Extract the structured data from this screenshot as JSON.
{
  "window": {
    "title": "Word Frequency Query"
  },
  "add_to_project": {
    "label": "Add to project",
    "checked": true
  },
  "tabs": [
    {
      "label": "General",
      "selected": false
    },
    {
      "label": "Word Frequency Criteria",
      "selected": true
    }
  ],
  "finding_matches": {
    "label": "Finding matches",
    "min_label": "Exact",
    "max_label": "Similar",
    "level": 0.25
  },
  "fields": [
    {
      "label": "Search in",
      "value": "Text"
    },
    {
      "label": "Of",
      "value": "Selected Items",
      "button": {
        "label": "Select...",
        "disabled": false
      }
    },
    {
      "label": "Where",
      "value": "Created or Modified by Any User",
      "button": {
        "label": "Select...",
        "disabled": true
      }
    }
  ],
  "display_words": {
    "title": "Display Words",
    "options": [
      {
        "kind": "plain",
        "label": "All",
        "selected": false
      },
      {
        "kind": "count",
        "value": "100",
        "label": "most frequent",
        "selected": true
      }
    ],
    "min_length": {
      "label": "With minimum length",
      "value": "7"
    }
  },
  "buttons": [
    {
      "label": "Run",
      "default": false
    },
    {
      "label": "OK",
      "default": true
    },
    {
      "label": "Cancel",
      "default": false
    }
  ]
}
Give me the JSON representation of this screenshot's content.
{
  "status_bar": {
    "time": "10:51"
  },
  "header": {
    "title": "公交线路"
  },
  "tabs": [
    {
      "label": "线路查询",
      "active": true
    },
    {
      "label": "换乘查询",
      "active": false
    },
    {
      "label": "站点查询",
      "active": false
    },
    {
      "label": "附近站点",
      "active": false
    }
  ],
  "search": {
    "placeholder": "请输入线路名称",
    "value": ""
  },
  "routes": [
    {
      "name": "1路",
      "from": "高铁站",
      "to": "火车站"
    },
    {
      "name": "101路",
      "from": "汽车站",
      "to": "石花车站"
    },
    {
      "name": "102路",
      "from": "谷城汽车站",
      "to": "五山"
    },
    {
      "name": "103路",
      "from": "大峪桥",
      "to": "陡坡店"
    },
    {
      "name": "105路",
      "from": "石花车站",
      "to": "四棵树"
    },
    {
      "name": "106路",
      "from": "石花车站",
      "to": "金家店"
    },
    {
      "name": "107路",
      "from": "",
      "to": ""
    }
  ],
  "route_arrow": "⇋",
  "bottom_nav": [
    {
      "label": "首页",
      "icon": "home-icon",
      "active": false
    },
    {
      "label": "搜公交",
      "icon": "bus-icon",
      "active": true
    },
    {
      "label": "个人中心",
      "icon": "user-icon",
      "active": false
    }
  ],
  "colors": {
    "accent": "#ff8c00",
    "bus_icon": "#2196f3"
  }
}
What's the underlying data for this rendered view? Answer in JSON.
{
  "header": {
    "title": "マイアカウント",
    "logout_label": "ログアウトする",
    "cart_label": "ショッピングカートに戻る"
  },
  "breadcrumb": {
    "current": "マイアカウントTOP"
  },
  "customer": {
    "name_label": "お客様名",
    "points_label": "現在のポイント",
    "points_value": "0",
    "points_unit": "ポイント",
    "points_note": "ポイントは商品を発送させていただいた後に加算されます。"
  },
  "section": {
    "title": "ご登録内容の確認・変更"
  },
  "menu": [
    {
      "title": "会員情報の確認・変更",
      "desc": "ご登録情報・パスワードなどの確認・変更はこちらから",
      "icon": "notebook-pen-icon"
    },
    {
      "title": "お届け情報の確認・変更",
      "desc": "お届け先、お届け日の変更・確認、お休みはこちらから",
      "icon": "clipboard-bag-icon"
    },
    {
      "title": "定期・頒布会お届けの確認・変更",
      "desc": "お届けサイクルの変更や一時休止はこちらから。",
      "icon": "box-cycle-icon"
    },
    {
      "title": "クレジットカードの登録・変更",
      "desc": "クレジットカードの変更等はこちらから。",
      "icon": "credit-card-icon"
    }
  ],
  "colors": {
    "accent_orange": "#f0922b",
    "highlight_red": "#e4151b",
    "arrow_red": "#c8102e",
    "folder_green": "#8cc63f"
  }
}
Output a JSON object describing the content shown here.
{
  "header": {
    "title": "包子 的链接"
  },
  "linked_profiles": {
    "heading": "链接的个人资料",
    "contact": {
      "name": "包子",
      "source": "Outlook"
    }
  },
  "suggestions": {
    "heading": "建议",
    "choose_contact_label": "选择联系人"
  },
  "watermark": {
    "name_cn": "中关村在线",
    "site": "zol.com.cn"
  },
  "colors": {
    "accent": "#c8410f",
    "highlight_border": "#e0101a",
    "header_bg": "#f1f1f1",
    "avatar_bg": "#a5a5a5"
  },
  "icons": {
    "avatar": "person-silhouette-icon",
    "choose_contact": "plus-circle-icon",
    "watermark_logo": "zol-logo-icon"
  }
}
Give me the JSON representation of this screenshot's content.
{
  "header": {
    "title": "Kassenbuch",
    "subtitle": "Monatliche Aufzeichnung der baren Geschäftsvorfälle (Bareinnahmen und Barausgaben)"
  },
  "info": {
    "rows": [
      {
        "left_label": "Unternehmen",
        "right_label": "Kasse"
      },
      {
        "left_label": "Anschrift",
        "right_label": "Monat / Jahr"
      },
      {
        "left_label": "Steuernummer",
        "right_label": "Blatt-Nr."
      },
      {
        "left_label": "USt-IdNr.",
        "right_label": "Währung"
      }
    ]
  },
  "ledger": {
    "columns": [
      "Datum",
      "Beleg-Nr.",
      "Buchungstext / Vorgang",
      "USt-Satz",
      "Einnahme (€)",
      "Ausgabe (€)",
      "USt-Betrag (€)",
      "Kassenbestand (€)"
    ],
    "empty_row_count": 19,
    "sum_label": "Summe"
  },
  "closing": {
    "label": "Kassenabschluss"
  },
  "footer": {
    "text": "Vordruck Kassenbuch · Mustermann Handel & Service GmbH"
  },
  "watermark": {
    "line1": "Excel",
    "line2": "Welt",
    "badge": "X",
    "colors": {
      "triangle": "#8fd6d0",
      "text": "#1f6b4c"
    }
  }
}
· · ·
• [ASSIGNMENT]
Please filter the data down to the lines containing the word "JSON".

• [RESPONSE TO THIS EXERCISE]
Extract the structured data from this screenshot as JSON.
Give me the JSON representation of this screenshot's content.
What's the underlying data for this rendered view? Answer in JSON.
Output a JSON object describing the content shown here.
Give me the JSON representation of this screenshot's content.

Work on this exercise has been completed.